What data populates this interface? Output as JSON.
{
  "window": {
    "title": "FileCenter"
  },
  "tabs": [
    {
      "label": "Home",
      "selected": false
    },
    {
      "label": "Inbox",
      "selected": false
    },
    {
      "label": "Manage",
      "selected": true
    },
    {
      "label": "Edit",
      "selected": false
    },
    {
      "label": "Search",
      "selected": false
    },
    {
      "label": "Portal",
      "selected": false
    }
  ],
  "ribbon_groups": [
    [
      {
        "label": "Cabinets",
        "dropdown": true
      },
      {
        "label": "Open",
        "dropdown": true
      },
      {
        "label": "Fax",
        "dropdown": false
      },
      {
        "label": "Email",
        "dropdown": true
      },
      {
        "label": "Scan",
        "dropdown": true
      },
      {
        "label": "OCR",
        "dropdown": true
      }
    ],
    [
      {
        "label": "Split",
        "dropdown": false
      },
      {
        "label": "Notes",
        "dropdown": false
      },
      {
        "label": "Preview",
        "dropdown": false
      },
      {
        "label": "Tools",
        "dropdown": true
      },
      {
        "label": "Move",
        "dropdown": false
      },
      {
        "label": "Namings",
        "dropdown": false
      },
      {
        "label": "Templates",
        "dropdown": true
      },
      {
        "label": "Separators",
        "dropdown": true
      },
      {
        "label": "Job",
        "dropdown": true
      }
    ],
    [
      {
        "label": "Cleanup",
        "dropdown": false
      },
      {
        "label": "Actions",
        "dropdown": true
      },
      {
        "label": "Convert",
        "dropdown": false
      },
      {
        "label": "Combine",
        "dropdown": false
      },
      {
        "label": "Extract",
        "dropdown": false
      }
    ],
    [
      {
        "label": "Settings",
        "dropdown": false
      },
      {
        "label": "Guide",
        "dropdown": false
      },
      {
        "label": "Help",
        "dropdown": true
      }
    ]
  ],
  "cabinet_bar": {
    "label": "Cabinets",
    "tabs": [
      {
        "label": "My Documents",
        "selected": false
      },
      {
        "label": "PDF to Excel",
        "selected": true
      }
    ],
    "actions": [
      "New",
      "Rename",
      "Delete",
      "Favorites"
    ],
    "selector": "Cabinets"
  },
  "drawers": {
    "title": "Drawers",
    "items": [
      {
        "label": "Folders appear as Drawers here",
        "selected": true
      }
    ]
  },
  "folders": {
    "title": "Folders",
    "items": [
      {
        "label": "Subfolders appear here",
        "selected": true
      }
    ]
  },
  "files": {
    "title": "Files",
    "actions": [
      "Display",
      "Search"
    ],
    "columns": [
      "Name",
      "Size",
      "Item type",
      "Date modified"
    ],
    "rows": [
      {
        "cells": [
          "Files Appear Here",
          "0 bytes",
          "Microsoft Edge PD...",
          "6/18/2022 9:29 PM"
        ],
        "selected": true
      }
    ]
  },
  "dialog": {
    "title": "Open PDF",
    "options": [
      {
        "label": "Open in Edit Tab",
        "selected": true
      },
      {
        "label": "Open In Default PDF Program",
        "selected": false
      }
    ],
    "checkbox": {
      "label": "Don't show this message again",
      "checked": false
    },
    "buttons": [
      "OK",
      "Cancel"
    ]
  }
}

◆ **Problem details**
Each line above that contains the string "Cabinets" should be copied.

◆ **Response to this task**
        "label": "Cabinets",
    "label": "Cabinets",
    "selector": "Cabinets"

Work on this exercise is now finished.